Such a simple product, yet it really is the first of its kind that I have seen. A mayonnaise like whip of garlic, oil, lemon juice, and salt. That’s it. Frieda’s slogan is “the specialty produce people,” but fruits and veggies are not all that they do. Frieda’s also offers a range of vegetarian products under their own label, including prepared organic polenta, soyrizo, and these dairy-free whipped spreads, otherwise known as Garlic Delight.
Though I had my sites on the Sun-Dried Tomato and Green Olive varieties, I ended up sampling the Original and Chipotle varieties. Perhaps I will be able to locate the other two soon!.
Tasted straight, the Original was like a thick mayonnaise, except that it was rich with garlic, contained no egg, and the lemon juice stood out just a tad too much. On the package it is recommended as a spread, marinade, sauté, or dip. I attempted to use it as a spread, but it is so fatty, at 13g of fat per single Tablespoon, that I risked taking my snack to the quarter pounder level if I had slathered on the amount I would have liked (I really love garlic). I settled for a thin coat, and it was good, but didn’t really suffice in such a paltry amount. However, I highly recommend the Original for sautéing and as a marinade, and as a wonderful vegan (egg-free) option to replace mayonnaise.
I haven’t experimented much with dips (there is a recipe for “Frieda’s Delight-ful Spinach Artichoke Dip” on the package, but it called for cheese), but if I did, I would probably jump up to the Chipotle …
The Chipotle had a nice dose of flavor and heat that wasn’t over the top, but just enough to make things exciting. I think I preferred this flavor for its all around use, adding not only garlic, but also some extra interest to bland dishes. It worked wonderfully as a thin spread, asserting itself better in smaller quantities, and it helped to spice things up when used for sautéing. I also melted a teaspoon into steamed veggies to create a rich butter-like coating over my healthy snack.
Next up, I hope to try it as the adhesive for coating vegetables and seafood (for that baked “fried food” appeal), as I think it could perform extremely well in this medium.

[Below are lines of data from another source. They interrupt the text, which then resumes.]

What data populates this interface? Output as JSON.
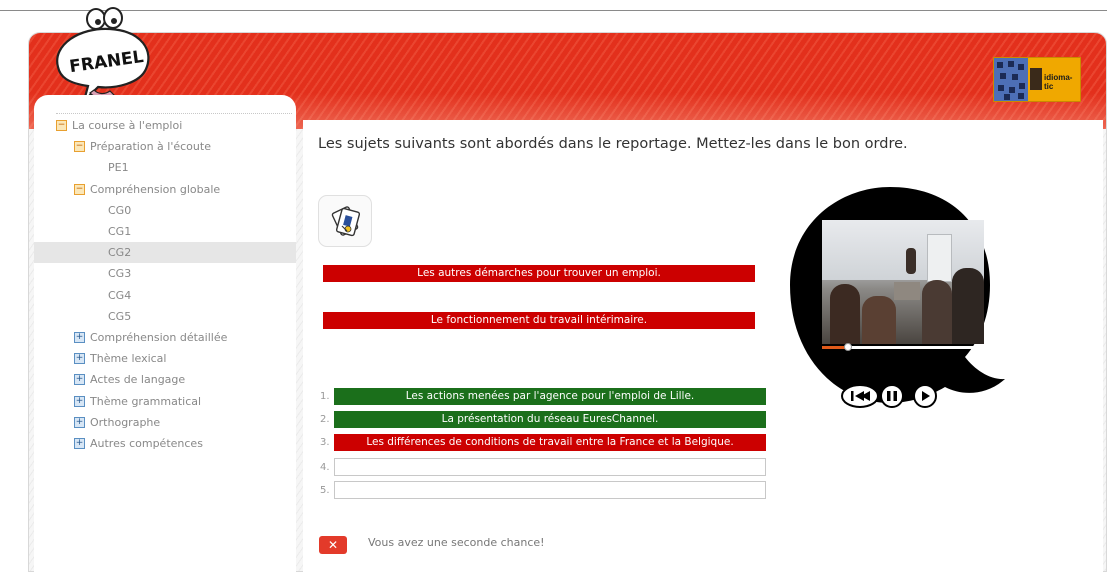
{
  "logo": {
    "text": "FRANEL"
  },
  "partner_logo": {
    "text": "idioma-tic"
  },
  "sidebar": {
    "items": [
      {
        "label": "La course à l'emploi",
        "level": 0,
        "toggle": "minus"
      },
      {
        "label": "Préparation à l'écoute",
        "level": 1,
        "toggle": "minus"
      },
      {
        "label": "PE1",
        "level": 2
      },
      {
        "label": "Compréhension globale",
        "level": 1,
        "toggle": "minus"
      },
      {
        "label": "CG0",
        "level": 2
      },
      {
        "label": "CG1",
        "level": 2
      },
      {
        "label": "CG2",
        "level": 2,
        "active": true
      },
      {
        "label": "CG3",
        "level": 2
      },
      {
        "label": "CG4",
        "level": 2
      },
      {
        "label": "CG5",
        "level": 2
      },
      {
        "label": "Compréhension détaillée",
        "level": 1,
        "toggle": "plus"
      },
      {
        "label": "Thème lexical",
        "level": 1,
        "toggle": "plus"
      },
      {
        "label": "Actes de langage",
        "level": 1,
        "toggle": "plus"
      },
      {
        "label": "Thème grammatical",
        "level": 1,
        "toggle": "plus"
      },
      {
        "label": "Orthographe",
        "level": 1,
        "toggle": "plus"
      },
      {
        "label": "Autres compétences",
        "level": 1,
        "toggle": "plus"
      }
    ]
  },
  "exercise": {
    "instruction": "Les sujets suivants sont abordés dans le reportage. Mettez-les dans le bon ordre.",
    "pool": [
      "Les autres démarches pour trouver un emploi.",
      "Le fonctionnement du travail intérimaire."
    ],
    "slots": [
      {
        "number": "1.",
        "text": "Les actions menées par l'agence pour l'emploi de Lille.",
        "state": "correct"
      },
      {
        "number": "2.",
        "text": "La présentation du réseau EuresChannel.",
        "state": "correct"
      },
      {
        "number": "3.",
        "text": "Les différences de conditions de travail entre la France et la Belgique.",
        "state": "wrong"
      },
      {
        "number": "4.",
        "text": "",
        "state": "empty"
      },
      {
        "number": "5.",
        "text": "",
        "state": "empty"
      }
    ]
  },
  "video": {
    "progress": 0.16
  },
  "feedback": {
    "icon": "✕",
    "message": "Vous avez une seconde chance!"
  },
  "colors": {
    "banner_red": "#e3301c",
    "wrong_red": "#cc0000",
    "correct_green": "#1b6f1b"
  }
}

This is one “short-cut” food that I definitely enjoyed.
My only major complaint about Frieda’s Garlic Delight comes from the ingredient list. The primary ingredient in each spread is canola oil, which I tend not to purchase. It is typically a GMO product, and Frieda’s label didn’t state GMO-Free or Organic, but I have my fingers crossed that they change this in the future.
Where to Purchase: Frieda’s Garlic Delight can be purchased online, direct from Frieda’s, or you can check the store locator for major stores in the US and Canada that carry the Frieda’s product line.